01.Pain relief medication
When pain strikes, many people reach for branded over-the-counter (OTC) pain relief medication such as Panadol or Nurofen instead of their cheaper generic equivalents. But is there really any difference between what’s essentially just a paracetamol or ibuprofen tablet? Do you actually get a painkiller that’s more effective, safer or even faster acting when you pay more?
The short answer is no, not really. But given the plethora of painkillers on the market, it’s easy to be fooled. CHOICE investigated the OTC pain relief market and found drug companies have successfully convinced consumers to pay one-and-a-half to five times more than they have to (based on prices at supermarkets, chemists and online in April 2014) for a humble ibuprofen or paracetamol tablet.
Gregory Peterson is a professor of pharmacy at the University of Tasmania. His advice for choosing pain relief medication? “Go with the cheapest. That’s what I do.”
What’s the difference between brands and generic medicine?
Whether branded or generic, when it comes to paracetamol and ibuprofen there’s no difference in quality. Whether you pay three cents or 17c a tablet, the same dosage of paracetamol will work in exactly the same way. The same goes for ibuprofen.
While this may sound like common sense, it doesn’t seem to be guiding the way we shop for pain-relief drugs. In fact, over the past 10 years we’ve become more likely to choose Panadol or Nurofen despite the increase of cheaper pain relief alternatives on sale.

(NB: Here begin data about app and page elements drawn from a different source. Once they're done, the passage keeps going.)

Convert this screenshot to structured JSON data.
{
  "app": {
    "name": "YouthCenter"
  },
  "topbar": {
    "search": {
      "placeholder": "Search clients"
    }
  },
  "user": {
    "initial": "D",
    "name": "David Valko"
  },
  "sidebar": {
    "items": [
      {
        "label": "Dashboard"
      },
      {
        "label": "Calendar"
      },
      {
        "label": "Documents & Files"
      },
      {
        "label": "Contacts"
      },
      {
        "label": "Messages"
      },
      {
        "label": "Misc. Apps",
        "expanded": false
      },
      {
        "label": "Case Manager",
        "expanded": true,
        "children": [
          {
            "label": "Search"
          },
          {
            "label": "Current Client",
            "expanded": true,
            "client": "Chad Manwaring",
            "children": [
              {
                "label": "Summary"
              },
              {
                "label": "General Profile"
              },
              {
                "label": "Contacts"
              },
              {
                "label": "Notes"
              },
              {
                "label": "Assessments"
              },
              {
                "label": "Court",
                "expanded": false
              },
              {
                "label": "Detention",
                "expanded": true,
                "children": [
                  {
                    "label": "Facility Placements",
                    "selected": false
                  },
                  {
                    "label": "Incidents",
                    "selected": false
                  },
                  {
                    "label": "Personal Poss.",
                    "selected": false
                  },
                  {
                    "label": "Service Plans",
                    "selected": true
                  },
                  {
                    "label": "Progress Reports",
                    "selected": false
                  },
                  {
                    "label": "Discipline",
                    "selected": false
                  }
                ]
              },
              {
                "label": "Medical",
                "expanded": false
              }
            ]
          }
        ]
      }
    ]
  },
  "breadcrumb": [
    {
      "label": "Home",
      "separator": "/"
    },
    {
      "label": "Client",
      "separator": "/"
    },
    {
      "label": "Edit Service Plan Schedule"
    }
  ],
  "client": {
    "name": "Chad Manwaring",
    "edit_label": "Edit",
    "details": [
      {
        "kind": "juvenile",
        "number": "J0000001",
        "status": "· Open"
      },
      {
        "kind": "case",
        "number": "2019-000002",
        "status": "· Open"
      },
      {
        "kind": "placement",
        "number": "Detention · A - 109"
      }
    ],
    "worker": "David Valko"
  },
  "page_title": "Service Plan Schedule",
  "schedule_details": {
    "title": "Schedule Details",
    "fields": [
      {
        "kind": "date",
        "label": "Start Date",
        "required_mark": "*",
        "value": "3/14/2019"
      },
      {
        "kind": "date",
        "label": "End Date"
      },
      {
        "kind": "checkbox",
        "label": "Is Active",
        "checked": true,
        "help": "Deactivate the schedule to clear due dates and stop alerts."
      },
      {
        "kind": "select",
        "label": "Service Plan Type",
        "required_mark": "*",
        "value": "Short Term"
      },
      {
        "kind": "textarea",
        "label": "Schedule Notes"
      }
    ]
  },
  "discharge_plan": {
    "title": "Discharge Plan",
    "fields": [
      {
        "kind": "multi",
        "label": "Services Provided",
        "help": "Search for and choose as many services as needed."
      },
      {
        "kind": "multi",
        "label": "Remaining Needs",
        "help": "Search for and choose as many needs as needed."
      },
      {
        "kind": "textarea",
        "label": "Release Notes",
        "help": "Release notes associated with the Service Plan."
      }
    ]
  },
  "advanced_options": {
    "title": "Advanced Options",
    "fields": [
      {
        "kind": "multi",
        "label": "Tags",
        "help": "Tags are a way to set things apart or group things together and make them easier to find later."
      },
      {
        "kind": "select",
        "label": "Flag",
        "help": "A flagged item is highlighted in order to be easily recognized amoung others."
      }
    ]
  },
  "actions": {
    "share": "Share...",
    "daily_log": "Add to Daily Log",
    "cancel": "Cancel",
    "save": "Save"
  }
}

Go with the cheapest. That's what I do.
- Gregory Peterson, professor of pharmacy
In 2013, Australians spent around $629m on over-the-counter painkillers, according to Euromonitor data. Half of that is accounted for by sales of Panadol and Nurofen. Panadol’s market share of 28% is closely followed by Nurofen at 22%. No other brand of paracetamol or ibuprofen comes anywhere near, with the next most popular brand being Herron Gold with 2.2% market share and Panamax with 2.1%.
Find out how Panadol markets exactly the same formulation as two different products.
When buying pain relief medication...
- Look at the active ingredient and dosage you need. Buy the cheapest tablet or capsule in the shape and coating you like. Cheaper products are often found on the bottom shelves.
- Don’t be fooled by “fast-acting” claims. Medications with these claims are unlikely to be substantially fast enough to be worth the extra money. If you really want something faster acting, choose a soluble product or the cheapest liquid capsule.
- If you’re still keen to buy a well-known brand, Panadol Osteo costs a lot less than regular Panadol. It does the same thing, but has a slighter higher dosage of active ingredient (655mg vs 500mg in regular Panadol). So be careful you don’t go over the safe daily limit of 4000mg of paracetamol (six Panadol Osteo caplets).
- One standard paracetamol (500mg) and one ibuprofen (200mg) combined may work better than either product alone for acute pain (such as headaches, migraines and sprains), according to recent studies. More generally, paracetamol costs less than ibuprofen, and is considered to have fewer adverse side effects.
- Ask your pharmacist about the inactive ingredients if you have allergies or intolerances. Check with your pharmacist or call the NPS Medicines Line on 1300 MEDICINE (1300 633 424).